  35. 35. "About 75% of the world now has access to a mobile phone." - World Bank, ICT-4D report, 2012 "Are you mapping election violence or are you mapping the location of phone towers?" - Kenyan data analyst UNEVEN REPRESENTATION
  36. 36. Mobile phone use, Kenya 2009 Wesolowski et al. 2012
  37. 37. What doesn't a Twitter map show?
  38. 38. NYC population colored by income
  39. 39. STATISTICAL SIGNIFICANCE You see a pattern. Is it "really there"? Or just chance?
  41. 41. Which charts show real trends, which are random data? HOW OFTEN DOES COINCIDENCE FOOL US?
  42. 42. How many people in this province are green? DOES YOUR SAMPLE GENERALIZE? You talked to 4 people, 3 were green = 75% Actually 3 out of 16 people are green = 19% Your social network isn't random, so your personal experience is probably not representative.
  43. 43. CAUSALITY Correlation is not causation
  45. 45. YX X causes Y YX Y causes X YX random chance! YX hidden variable causes X and Y YX Z causes X and Y Z HOW CORRELATION HAPPENS
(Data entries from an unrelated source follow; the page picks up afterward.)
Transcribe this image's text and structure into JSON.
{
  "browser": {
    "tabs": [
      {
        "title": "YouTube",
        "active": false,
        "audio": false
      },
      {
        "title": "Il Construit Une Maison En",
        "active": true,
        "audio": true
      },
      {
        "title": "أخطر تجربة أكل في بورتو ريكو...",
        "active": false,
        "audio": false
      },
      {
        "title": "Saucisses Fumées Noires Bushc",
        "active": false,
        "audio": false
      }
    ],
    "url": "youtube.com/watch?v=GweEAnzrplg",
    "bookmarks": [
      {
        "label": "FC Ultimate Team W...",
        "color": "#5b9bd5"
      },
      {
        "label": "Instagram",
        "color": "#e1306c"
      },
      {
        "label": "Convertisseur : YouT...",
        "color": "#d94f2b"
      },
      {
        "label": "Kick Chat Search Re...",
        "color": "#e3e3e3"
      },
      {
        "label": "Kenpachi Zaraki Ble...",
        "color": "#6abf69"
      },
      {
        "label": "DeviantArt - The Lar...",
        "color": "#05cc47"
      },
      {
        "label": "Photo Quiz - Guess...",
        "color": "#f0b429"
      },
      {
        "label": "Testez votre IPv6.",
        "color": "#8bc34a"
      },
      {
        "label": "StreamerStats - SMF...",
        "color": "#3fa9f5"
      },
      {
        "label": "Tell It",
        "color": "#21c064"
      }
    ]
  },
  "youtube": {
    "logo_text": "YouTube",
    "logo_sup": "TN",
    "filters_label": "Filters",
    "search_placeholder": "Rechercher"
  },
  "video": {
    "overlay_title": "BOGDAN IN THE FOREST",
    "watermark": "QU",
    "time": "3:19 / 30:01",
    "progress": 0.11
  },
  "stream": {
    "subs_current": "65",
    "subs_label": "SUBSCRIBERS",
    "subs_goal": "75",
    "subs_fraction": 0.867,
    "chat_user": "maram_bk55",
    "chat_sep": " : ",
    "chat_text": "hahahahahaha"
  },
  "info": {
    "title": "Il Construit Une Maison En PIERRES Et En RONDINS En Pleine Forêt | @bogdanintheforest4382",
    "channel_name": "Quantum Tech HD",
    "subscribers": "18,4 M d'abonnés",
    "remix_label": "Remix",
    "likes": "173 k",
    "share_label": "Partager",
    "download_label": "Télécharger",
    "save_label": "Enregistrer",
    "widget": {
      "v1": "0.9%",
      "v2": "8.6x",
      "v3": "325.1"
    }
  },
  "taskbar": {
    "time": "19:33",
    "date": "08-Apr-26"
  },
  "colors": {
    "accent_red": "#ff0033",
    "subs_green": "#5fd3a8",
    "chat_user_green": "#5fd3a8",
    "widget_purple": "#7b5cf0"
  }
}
  46. 46. YX telling a woman she's beautiful makes her not respond YX if a woman is beautiful, 1) she'll respond less 2) people will tell her that Z Beauty is a "confounding variable." The correlation is real, but you've misunderstood the causal structure. BEAUTY AND RESPONSES
  47. 47. PRIVACY "I have nothing to hide" is a statement of the privileged. Many private organizations know incredible amounts about you. How would you feel if they ran algorithms to determine: •  where you spend your nights •  if you have cancer •  if you are gay •  if you are a victim of domestic violence •  how many protests you have attended
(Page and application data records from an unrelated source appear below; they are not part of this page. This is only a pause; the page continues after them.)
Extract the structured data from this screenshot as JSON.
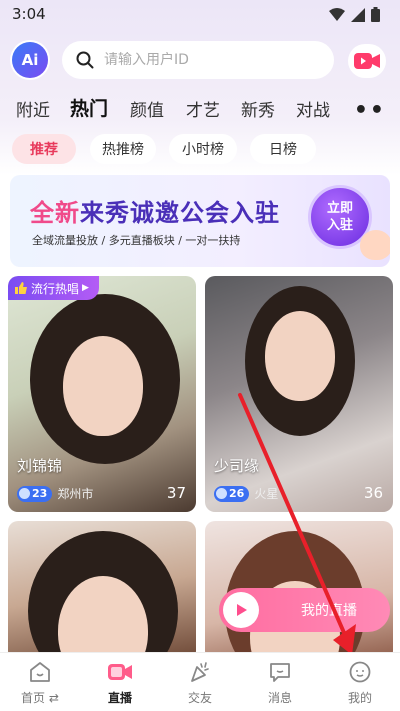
{
  "status": {
    "time": "3:04"
  },
  "search": {
    "placeholder": "请输入用户ID"
  },
  "tabs": [
    {
      "label": "附近"
    },
    {
      "label": "热门"
    },
    {
      "label": "颜值"
    },
    {
      "label": "才艺"
    },
    {
      "label": "新秀"
    },
    {
      "label": "对战"
    }
  ],
  "chips": [
    {
      "label": "推荐"
    },
    {
      "label": "热推榜"
    },
    {
      "label": "小时榜"
    },
    {
      "label": "日榜"
    }
  ],
  "banner": {
    "title_pink": "全新",
    "title_rest": "来秀诚邀公会入驻",
    "subtitle": "全域流量投放 / 多元直播板块 / 一对一扶持",
    "button": "立即入驻"
  },
  "cards": [
    {
      "badge": "流行热唱",
      "name": "刘锦锦",
      "level": "23",
      "location": "郑州市",
      "count": "37"
    },
    {
      "name": "少司缘",
      "level": "26",
      "location": "火星",
      "count": "36"
    }
  ],
  "floating": {
    "label": "我的直播"
  },
  "nav": [
    {
      "label": "首页"
    },
    {
      "label": "直播"
    },
    {
      "label": "交友"
    },
    {
      "label": "消息"
    },
    {
      "label": "我的"
    }
  ],
  "colors": {
    "accent": "#e83a5c",
    "purple": "#6a2ce0",
    "level": "#3b6ff2",
    "pill": "#ff6da0",
    "arrow": "#e8202a"
  }
}
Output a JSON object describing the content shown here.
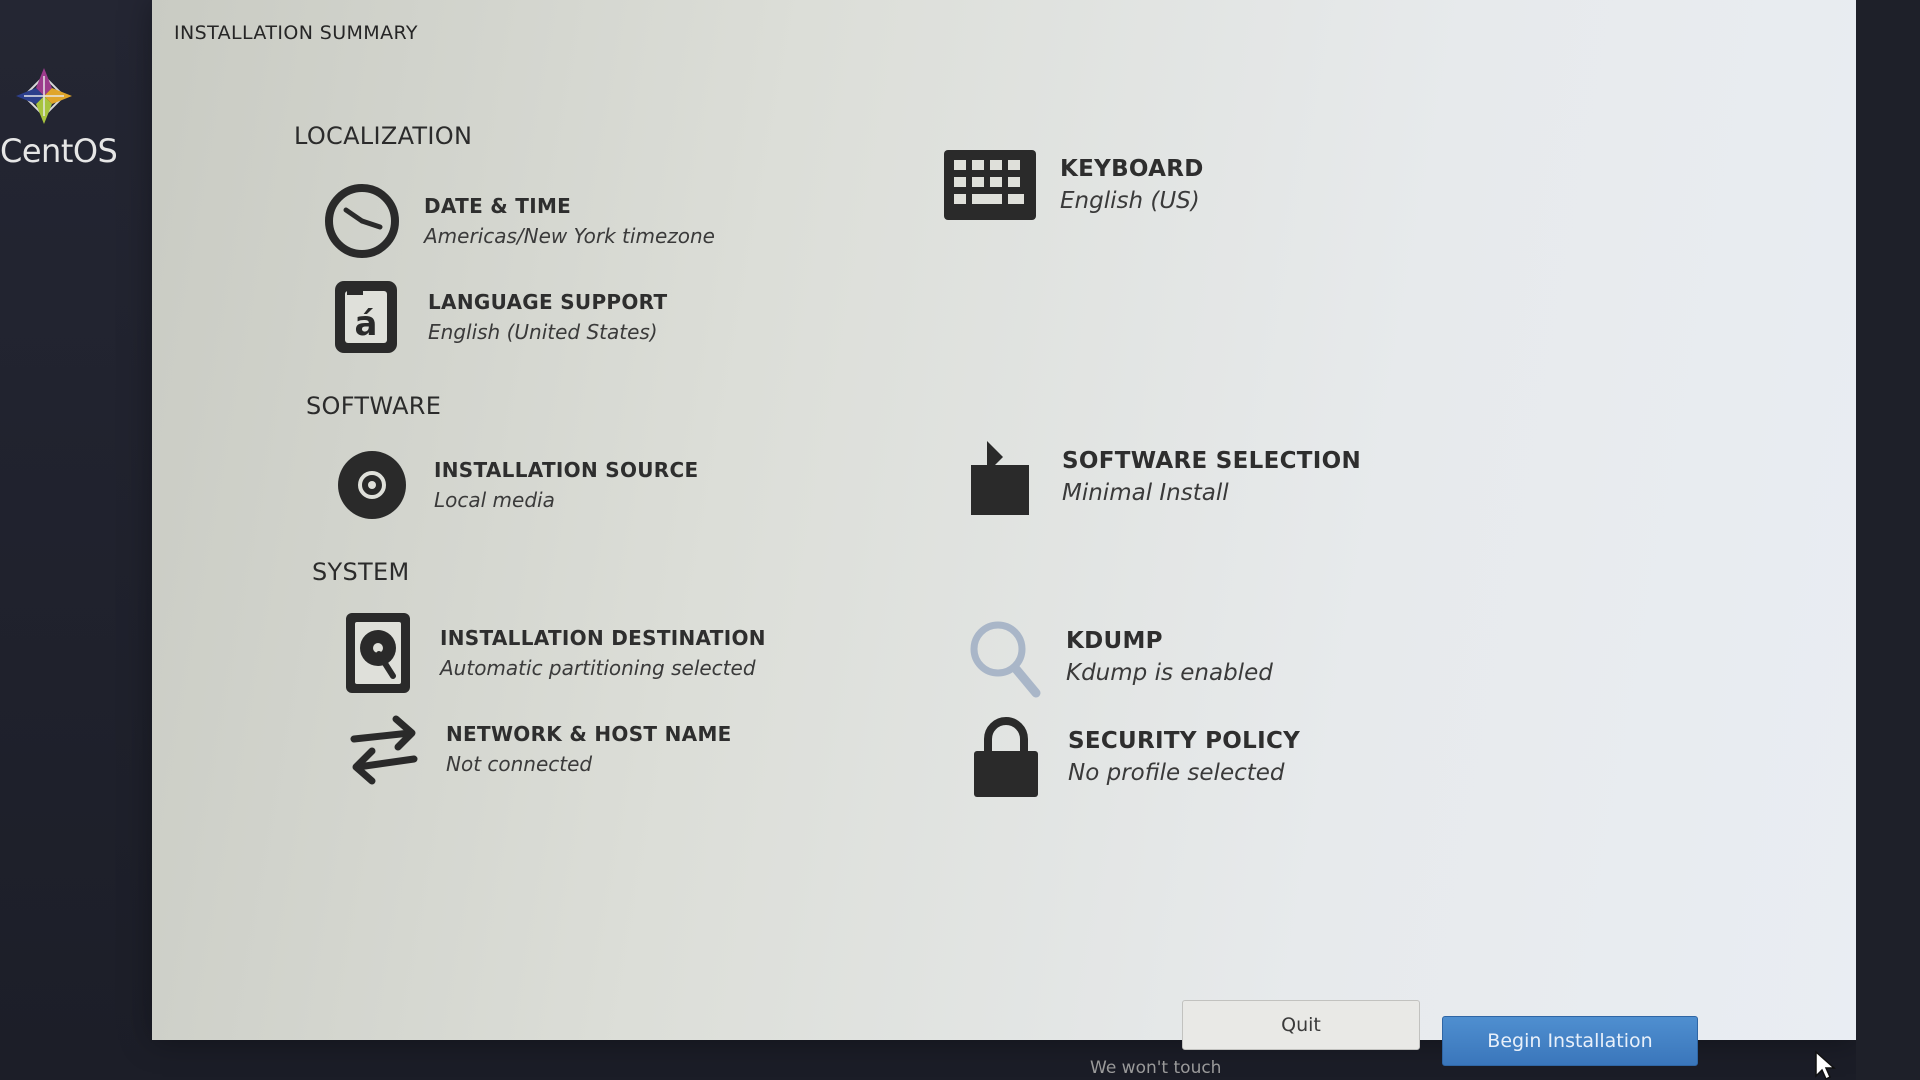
{
  "sidebar": {
    "logo_text": "CentOS"
  },
  "page_title": "INSTALLATION SUMMARY",
  "sections": {
    "localization": "LOCALIZATION",
    "software": "SOFTWARE",
    "system": "SYSTEM"
  },
  "spokes": {
    "date_time": {
      "label": "DATE & TIME",
      "status": "Americas/New York timezone"
    },
    "keyboard": {
      "label": "KEYBOARD",
      "status": "English (US)"
    },
    "language": {
      "label": "LANGUAGE SUPPORT",
      "status": "English (United States)"
    },
    "install_source": {
      "label": "INSTALLATION SOURCE",
      "status": "Local media"
    },
    "software_selection": {
      "label": "SOFTWARE SELECTION",
      "status": "Minimal Install"
    },
    "install_destination": {
      "label": "INSTALLATION DESTINATION",
      "status": "Automatic partitioning selected"
    },
    "kdump": {
      "label": "KDUMP",
      "status": "Kdump is enabled"
    },
    "network": {
      "label": "NETWORK & HOST NAME",
      "status": "Not connected"
    },
    "security": {
      "label": "SECURITY POLICY",
      "status": "No profile selected"
    }
  },
  "buttons": {
    "quit": "Quit",
    "begin": "Begin Installation"
  },
  "hint": "We won't touch",
  "colors": {
    "accent": "#3a76bb",
    "icon": "#2a2a2a",
    "kdump_icon": "#a9b6c8"
  }
}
  48. 48. SECURITY – DATA CAN HARM! We call it conflict data... they call it military intelligence. For example, locations of refugees can be used to plan attacks. Especially a problem for crowdsourced maps. Must keep some data secret. Can selectively release data, to selected people, or at selected times. Public Libya map was delayed 24 hours.
  50. 50. THE EPISTEMOLOGY OF CONFLICT RESOLUTION Or: how do we know what works?
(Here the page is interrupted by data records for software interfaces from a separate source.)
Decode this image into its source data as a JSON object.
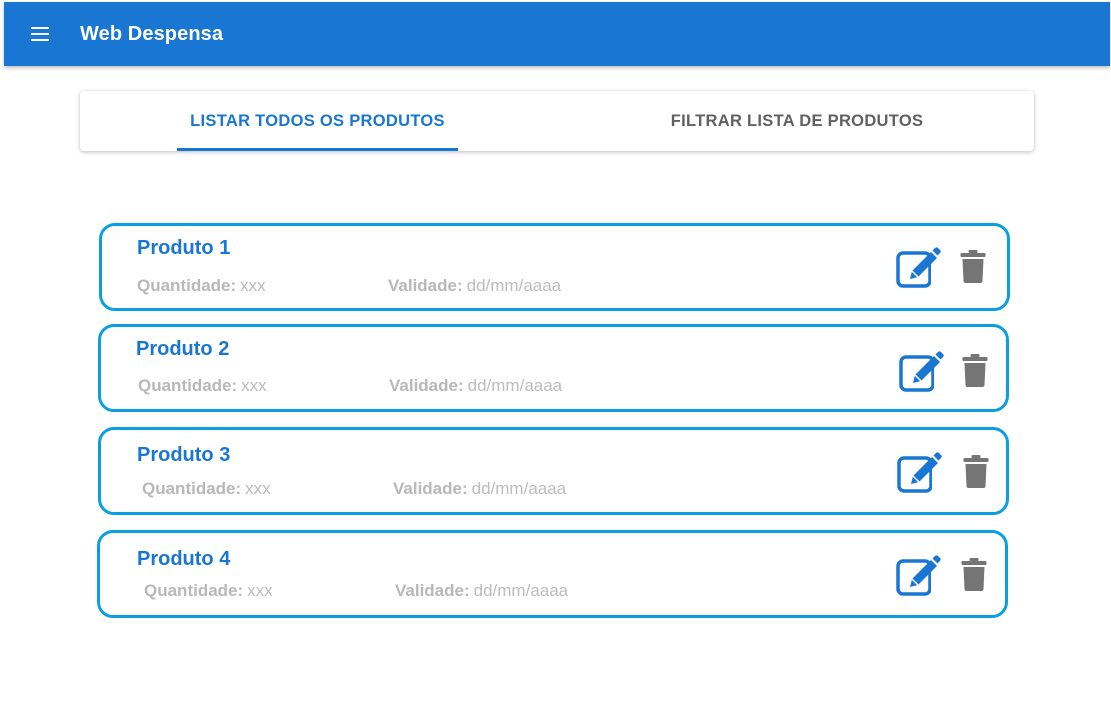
{
  "appbar": {
    "title": "Web Despensa",
    "menu_icon": "menu-icon",
    "color": "#1976d2"
  },
  "tabs": [
    {
      "label": "LISTAR TODOS OS PRODUTOS",
      "selected": true
    },
    {
      "label": "FILTRAR LISTA DE PRODUTOS",
      "selected": false
    }
  ],
  "products": [
    {
      "name": "Produto 1",
      "quantity_label": "Quantidade:",
      "quantity_value": "xxx",
      "validity_label": "Validade:",
      "validity_value": "dd/mm/aaaa"
    },
    {
      "name": "Produto 2",
      "quantity_label": "Quantidade:",
      "quantity_value": "xxx",
      "validity_label": "Validade:",
      "validity_value": "dd/mm/aaaa"
    },
    {
      "name": "Produto 3",
      "quantity_label": "Quantidade:",
      "quantity_value": "xxx",
      "validity_label": "Validade:",
      "validity_value": "dd/mm/aaaa"
    },
    {
      "name": "Produto 4",
      "quantity_label": "Quantidade:",
      "quantity_value": "xxx",
      "validity_label": "Validade:",
      "validity_value": "dd/mm/aaaa"
    }
  ],
  "icons": {
    "edit": "edit-icon",
    "delete": "trash-icon"
  },
  "colors": {
    "primary": "#1976d2",
    "card_border": "#0a9fe0",
    "muted_text": "#bdbdbd",
    "trash": "#757575"
  }
}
  51. 51. DID CONFLICT RESOLUTION WORK IN THE CASE OF ______? "Very few of the mediations or the interventions I have been involved in, I would say were successful. Probably 99% of the time I don't think I helped." - Dr. Joyce Neu
  52. 52. MEDICINE VS. CONFLICT RESOLUTION There is never a counter-factual, so we cannot really do experiments. Do something Treatment Group Unique situation Many similar cases Good outcome Bad outcome Control Group or... What if we'd done something else?The treatment works! Good outcomes Bad outcomes
  53. 53. LEARNING WITHOUT CONTROLLED EXPERIMENTS Our only hope is to systematically collect data on many cases, about: •  the situation •  what was done •  what happened Then, try to find similarities in the situation and what was done, and compare to what happened. See: case-control study design.
  54. 54. SYSTEMATIC QUALITATIVE DATA We don't have to quantize when we collect the data! We can record detailed qualitative documentation. Records, transcripts, journals... as well as all the "hard" conflict data. This is ethnographic data collection. Then choose variables and operational definitions later. But we must be systematic. Collection must include: •  cases where we do nothing •  secret proceedings •  data relevant to theories we disagree with •  hopeless cases and failures
  55. 55. EVIDENCE-BASED CONFLICT RESOLUTION If we're serious about learning what works, we have to collect high-quality data on every case. Many questions: •  What data should be collected? •  Data recorded by humans versus machines •  By who? •  How can we respect confidentiality and privacy? •  Who will archive and distribute it? •  Will this interfere with the peace process? •  What variables should we operationalize now?
  56. 56. DON'T BE THIS CAT Do the math. Future generations are counting on you.